Today in Literary History

Today in Literary History...December 14, 1907: Rudyard Kipling receives the Nobel prize for literature, the first English-language writer to do so.ud

Monday, February 21, 2011

The Unlikable MC

What if you don't like the protagonist in a book?  What if his redeeming features aren't redeeming enough?  What if you have trouble sympathizing with his situation because he just seems, well, smarmy?

Do you keep reading?

I understand the desire to write unlikable characters.  After all, they exist in the real world and we hear about them and/or meet them every day.  There are people we don't respect and people we don't even want to touch. Do we avoid them, or seek as much contact as possible?

I'm reading a book with an MC that fits this description.  It is very well written and compelling in its simple narrative.  It's also very short, which makes following the somewhat weasly protagonist a less than long journey. But is the story worth the effort?

A story has to be pretty darn good to outlast a weak MC.  Have you read a book like this?  Have you struggled with an MC who isn't likable, but demands to be written?


  1. This is a topic that's very interesting to me. Helen Ginger noted to me that while she could watch a *movie* with an unlikeable protagonist, it was more of a time investment to finish a *book* with one--so she usually didn't. I can completely understand that.

    I'm also interested in how FAR we can push a reader when it comes to MC flaws.
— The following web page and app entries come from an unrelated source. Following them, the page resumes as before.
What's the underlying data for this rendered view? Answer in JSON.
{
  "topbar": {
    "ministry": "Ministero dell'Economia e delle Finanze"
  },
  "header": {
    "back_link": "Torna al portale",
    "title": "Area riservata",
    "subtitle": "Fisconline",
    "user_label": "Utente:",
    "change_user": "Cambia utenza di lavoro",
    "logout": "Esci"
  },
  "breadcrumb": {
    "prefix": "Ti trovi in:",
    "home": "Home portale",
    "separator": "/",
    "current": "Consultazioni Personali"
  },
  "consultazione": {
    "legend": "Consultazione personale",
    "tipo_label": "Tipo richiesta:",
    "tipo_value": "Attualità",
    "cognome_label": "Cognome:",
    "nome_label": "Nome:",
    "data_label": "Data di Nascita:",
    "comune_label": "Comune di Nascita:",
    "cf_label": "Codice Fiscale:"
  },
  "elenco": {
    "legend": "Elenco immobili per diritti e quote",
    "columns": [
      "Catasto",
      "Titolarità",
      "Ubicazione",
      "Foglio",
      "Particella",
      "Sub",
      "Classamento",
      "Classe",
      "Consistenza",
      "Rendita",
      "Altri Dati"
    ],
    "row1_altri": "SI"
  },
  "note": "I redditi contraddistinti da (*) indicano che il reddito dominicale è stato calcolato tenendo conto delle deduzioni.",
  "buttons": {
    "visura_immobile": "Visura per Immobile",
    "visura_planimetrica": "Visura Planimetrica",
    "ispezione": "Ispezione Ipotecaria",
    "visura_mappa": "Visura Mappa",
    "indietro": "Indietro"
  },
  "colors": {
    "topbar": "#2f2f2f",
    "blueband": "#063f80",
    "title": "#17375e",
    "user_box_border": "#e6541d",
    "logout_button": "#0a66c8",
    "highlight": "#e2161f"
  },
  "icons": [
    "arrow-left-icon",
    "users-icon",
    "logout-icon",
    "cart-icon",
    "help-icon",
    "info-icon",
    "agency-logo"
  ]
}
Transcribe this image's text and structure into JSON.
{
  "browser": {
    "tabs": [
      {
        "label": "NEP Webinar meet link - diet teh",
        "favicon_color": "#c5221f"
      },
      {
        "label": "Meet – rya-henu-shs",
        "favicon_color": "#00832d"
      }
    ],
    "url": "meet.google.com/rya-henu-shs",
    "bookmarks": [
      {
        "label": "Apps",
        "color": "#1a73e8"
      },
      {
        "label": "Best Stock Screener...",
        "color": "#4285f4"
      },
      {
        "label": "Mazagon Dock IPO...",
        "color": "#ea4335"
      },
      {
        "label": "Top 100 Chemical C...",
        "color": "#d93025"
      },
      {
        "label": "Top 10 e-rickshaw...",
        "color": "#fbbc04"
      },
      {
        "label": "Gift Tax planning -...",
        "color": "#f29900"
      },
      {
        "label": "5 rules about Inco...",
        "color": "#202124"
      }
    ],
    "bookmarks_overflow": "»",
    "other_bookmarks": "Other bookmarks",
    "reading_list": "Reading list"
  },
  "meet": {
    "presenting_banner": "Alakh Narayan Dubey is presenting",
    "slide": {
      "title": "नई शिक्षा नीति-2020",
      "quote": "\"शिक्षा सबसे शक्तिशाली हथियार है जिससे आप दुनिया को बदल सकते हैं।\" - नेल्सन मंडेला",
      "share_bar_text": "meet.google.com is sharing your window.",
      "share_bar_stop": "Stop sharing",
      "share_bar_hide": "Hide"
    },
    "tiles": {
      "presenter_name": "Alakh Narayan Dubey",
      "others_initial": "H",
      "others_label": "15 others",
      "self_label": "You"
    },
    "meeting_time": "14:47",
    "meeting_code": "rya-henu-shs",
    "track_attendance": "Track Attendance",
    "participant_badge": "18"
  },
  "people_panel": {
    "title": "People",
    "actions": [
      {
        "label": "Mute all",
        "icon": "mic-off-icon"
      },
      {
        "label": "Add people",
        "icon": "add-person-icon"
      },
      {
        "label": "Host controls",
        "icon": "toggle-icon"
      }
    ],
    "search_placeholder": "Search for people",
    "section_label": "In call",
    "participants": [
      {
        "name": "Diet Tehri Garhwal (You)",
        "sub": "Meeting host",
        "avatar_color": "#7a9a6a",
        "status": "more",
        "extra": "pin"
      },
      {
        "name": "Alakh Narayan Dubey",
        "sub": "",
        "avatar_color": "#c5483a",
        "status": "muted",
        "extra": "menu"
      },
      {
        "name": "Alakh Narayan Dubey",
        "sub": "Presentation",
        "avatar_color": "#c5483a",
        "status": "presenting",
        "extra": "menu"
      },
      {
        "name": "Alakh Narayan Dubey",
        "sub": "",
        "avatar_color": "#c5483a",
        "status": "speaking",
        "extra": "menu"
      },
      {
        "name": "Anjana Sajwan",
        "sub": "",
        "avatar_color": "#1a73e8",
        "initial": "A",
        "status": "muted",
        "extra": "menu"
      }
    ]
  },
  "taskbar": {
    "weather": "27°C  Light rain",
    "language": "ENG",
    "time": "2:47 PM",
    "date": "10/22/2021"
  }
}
I'm a fan of flaws, but don't want to alienate readers.

  2. I've read a couple books with anti-heroes, and I just couldn't get into them.
    Ironically, I had to make some adjustments to my own main character to make him more likeable. (Although he's not an anti-hero.)

  3. Smarmy? No, I wouldn't stay with him. I can take a flawed protagonist - in fact, who wants a perfect one - but if I'm going to invest my time, I've got to like him. At least a little.

  4. I'd rather have a flawed MC that comes around eventually. But, y'know, there's room for 'em all at the fictional table, I've found.

    Though someday I might take up the challenge of writing an MC I dislike intensely, just to see if I can. I'm ornery like that. :)

  5. All of my MC's had things to overcome, but the one in Book V of my series was the most ornery. It made for a better story, too.

  6. I love the idea of writing an unlikeable MC but not a weak one. There has to be something about the character that fascinates the reader, even if they can't like him/her.


  7. I don't think I could read too many stories with an unlikable MC, unless they changed their outlook, or had a learning experience...etc. But if there is no change by the end of the story, I'll probably feel let down and anything positive that happened to that character would seem undeserved.

  8. Michele - A really interesting question! I would say that I can keep reading about an unlikeable MC if there's something compelling about her or him - something that keeps me interested. For instance, if a MC is a complete jerk, but a brilliant mathematician or a gifted artist or a fine doctor. Something that gives me a reason to keep reading.

  9. Great question. I'm highly unlikely to keep reading a book with an unlikeable MC - unless, that is, the author is so good, by the time I realize I don't like the MC, I'm too involved in the story to put it down.

  10. If no hint shows of a redeeming quality I can't make myself finish. One or two that I did read to the were parts of a series and I never read more.
    I like flaws because we all have them but a MC that I want to see done in is way beyond flaw.